Moving from Miami Gardens to Little Havana’s Orange Bowl site for a new baseball stadium with a retractable roof would be key to keeping the franchise in South Florida, Mr. Loria told us.
And, Marlins officials promised publicly, if the stadium were built mostly with public funds — part of the hotel bed tax charged to tourists — the team would be able to spend more, courting big-name players to the roster with hefty salaries to draw more fans.
Then came the news in 2010 of the team’s leaked financial documents showing the Marlins were doing pretty well — indeed, making a profit, and they would have been able to afford to chip in much more into the stadium complex.
But wait, Marlins officials say, the money was not a net profit. It was money the team was saving to qualify for loans to pay off their portion of the debt . . .
Who knows what the numbers say. They were never shared with elected officials of Miami or Miami-Dade County. The team said it couldn’t share those numbers without hurting its franchise’s competitiveness.
To compound the mystery of the numbers, Marlins officials promised they would build the best team with the best attendance. But with barely the ink dry on those contracts it fired the manager and dumped several big-name players in exchange for little-known players; in essence, maintaining the team’s MLB-distributed money for “poor” teams to beef up its books.
What is the community left to believe?

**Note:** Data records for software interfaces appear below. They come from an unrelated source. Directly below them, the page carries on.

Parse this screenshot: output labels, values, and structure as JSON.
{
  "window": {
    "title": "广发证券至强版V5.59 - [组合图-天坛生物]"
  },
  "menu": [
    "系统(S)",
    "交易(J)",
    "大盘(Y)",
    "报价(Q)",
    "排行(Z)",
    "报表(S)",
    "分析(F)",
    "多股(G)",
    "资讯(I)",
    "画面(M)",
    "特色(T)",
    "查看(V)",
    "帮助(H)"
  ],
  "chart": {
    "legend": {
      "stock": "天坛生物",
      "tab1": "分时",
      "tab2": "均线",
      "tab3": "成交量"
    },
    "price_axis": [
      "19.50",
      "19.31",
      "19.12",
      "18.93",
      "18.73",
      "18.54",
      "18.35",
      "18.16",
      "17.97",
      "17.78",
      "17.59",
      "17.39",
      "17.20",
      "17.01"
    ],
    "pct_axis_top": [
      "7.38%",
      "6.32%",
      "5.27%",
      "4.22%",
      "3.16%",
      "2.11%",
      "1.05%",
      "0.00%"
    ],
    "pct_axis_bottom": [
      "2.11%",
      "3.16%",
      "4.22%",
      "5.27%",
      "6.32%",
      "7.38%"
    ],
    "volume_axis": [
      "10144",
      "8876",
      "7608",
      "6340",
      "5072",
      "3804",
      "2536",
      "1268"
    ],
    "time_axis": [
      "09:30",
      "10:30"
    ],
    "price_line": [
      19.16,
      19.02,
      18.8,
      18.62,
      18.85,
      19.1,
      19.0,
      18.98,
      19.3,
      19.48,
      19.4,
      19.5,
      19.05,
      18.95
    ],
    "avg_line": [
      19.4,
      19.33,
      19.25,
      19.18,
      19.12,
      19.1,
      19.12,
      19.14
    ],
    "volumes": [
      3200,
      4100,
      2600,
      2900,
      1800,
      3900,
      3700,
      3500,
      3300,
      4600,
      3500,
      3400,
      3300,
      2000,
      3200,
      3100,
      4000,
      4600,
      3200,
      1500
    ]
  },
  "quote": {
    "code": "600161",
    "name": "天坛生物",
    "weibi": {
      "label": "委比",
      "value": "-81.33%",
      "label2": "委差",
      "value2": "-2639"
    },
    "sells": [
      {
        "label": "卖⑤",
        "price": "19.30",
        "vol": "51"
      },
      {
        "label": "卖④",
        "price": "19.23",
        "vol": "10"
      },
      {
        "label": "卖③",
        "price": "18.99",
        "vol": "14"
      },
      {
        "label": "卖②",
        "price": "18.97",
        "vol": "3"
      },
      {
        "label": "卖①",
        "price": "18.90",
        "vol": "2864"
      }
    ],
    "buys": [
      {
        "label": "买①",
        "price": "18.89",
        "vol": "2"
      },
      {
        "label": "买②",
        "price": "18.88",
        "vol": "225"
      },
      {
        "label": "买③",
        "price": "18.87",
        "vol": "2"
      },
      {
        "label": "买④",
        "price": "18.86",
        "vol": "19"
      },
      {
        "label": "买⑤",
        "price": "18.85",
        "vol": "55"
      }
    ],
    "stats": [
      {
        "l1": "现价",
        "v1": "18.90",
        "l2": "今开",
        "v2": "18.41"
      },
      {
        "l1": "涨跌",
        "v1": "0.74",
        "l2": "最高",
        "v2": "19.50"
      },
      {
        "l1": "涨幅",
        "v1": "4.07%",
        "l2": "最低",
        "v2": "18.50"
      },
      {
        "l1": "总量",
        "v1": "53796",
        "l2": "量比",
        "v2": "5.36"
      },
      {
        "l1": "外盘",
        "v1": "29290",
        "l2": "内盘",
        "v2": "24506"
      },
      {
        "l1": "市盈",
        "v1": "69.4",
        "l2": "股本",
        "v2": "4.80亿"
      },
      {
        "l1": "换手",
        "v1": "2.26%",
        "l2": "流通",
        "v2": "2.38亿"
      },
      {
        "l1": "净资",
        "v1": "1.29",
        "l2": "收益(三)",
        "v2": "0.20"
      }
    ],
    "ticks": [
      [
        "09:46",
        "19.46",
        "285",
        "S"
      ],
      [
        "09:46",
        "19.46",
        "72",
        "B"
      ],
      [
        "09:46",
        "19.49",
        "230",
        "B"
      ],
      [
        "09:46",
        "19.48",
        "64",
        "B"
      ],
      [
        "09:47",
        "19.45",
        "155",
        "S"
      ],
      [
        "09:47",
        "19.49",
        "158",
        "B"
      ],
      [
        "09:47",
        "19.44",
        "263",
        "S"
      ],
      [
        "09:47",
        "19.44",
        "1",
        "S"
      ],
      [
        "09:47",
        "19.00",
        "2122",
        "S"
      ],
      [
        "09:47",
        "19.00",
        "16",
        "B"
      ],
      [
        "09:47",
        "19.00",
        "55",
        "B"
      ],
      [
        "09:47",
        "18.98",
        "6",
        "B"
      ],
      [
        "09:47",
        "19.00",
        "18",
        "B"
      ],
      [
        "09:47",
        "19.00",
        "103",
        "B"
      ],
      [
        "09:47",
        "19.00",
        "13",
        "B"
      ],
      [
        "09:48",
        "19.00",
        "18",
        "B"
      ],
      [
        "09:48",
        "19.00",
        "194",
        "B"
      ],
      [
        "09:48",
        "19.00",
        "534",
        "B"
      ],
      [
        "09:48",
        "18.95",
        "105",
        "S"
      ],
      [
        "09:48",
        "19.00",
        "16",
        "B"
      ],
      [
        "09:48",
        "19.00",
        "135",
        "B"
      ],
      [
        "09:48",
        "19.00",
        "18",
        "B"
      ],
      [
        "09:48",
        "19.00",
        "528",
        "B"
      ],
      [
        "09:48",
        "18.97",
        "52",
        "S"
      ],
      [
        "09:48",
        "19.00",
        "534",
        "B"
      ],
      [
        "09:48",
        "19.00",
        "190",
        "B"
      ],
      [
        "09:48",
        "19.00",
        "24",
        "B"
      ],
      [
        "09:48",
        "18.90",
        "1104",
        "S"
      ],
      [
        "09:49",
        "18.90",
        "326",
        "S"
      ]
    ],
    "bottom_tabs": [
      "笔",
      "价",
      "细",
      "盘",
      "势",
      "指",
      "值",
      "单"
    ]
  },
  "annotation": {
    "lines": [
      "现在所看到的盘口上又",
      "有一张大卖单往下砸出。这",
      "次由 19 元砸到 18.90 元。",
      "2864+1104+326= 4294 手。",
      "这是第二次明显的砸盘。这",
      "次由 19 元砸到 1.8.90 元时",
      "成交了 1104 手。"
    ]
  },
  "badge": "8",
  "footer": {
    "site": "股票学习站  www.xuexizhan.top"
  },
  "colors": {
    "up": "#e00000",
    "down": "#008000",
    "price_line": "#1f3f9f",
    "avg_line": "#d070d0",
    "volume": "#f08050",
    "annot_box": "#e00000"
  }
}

Were the promises of building up a stellar team, of big names and growing attendance just a bunch of tall tales?
The Marlins have for a long time had one of the lowest payrolls in the league. That may be the Loria business model, and it may work just fine, but that’s not what was promised to the community. Have fans and local officials been duped?

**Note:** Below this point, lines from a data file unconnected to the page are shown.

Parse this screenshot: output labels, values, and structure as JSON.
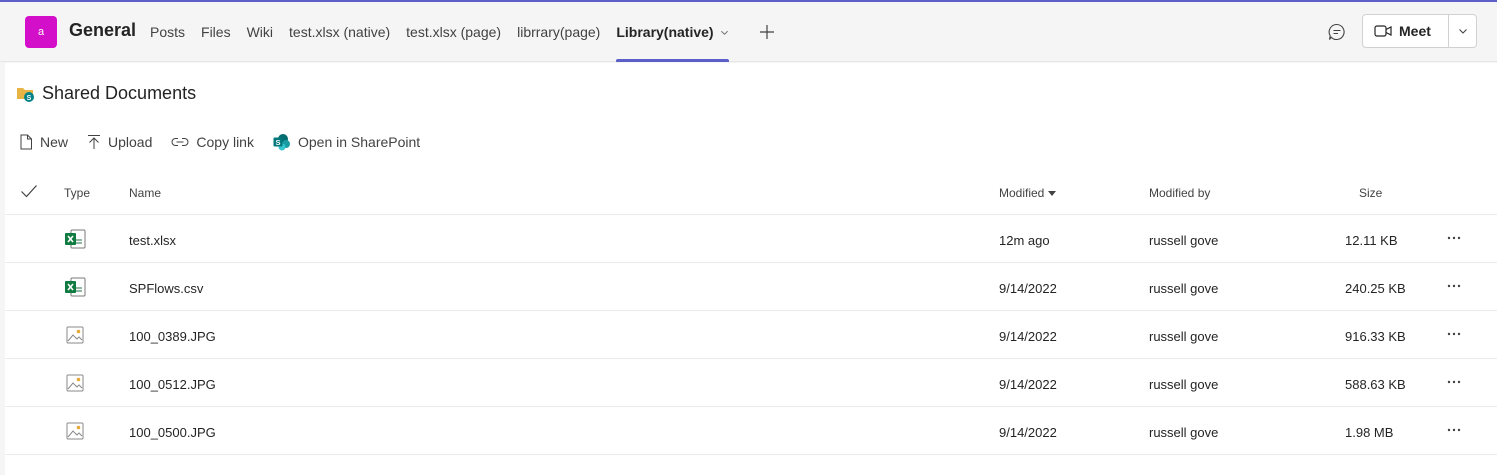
{
  "accent": "#5b5fc7",
  "team": {
    "avatar_letter": "a",
    "avatar_color": "#d40fca"
  },
  "channel": {
    "title": "General"
  },
  "tabs": [
    {
      "label": "Posts",
      "active": false
    },
    {
      "label": "Files",
      "active": false
    },
    {
      "label": "Wiki",
      "active": false
    },
    {
      "label": "test.xlsx (native)",
      "active": false
    },
    {
      "label": "test.xlsx (page)",
      "active": false
    },
    {
      "label": "librrary(page)",
      "active": false
    },
    {
      "label": "Library(native)",
      "active": true
    }
  ],
  "header_actions": {
    "meet_label": "Meet",
    "chat_icon": "chat-icon",
    "camera_icon": "video-camera-icon"
  },
  "library": {
    "title": "Shared Documents"
  },
  "commands": {
    "new": "New",
    "upload": "Upload",
    "copy_link": "Copy link",
    "open_sharepoint": "Open in SharePoint"
  },
  "columns": {
    "type": "Type",
    "name": "Name",
    "modified": "Modified",
    "modified_by": "Modified by",
    "size": "Size"
  },
  "files": [
    {
      "type": "excel",
      "name": "test.xlsx",
      "modified": "12m ago",
      "modified_by": "russell gove",
      "size": "12.11 KB"
    },
    {
      "type": "excel",
      "name": "SPFlows.csv",
      "modified": "9/14/2022",
      "modified_by": "russell gove",
      "size": "240.25 KB"
    },
    {
      "type": "image",
      "name": "100_0389.JPG",
      "modified": "9/14/2022",
      "modified_by": "russell gove",
      "size": "916.33 KB"
    },
    {
      "type": "image",
      "name": "100_0512.JPG",
      "modified": "9/14/2022",
      "modified_by": "russell gove",
      "size": "588.63 KB"
    },
    {
      "type": "image",
      "name": "100_0500.JPG",
      "modified": "9/14/2022",
      "modified_by": "russell gove",
      "size": "1.98 MB"
    }
  ]
}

When the team sought the community’s support for hotel tax money to get the stadium built, the Editorial Board supported the effort for various reasons. Those were flush times; there was money available through the hotel tax, which meant local taxpayers mostly would not be affected; Mr. Loria cried poverty and promised plenty. We also promised to push team management to build the stadium on time, which it was. It came in under budget, too.
So now we’re left with a deal that provides no parking revenue or concessions to local government because it was formed on the premise that the Marlins were facing a loss.
The ultimate insult is dismantling the team because its big-name players didn’t deliver in one year’s time. That amounts to a bait and switch.
Show us in your actions, Mr. Loria, that you’re committed to Miami with a first-class team for a first-class facility.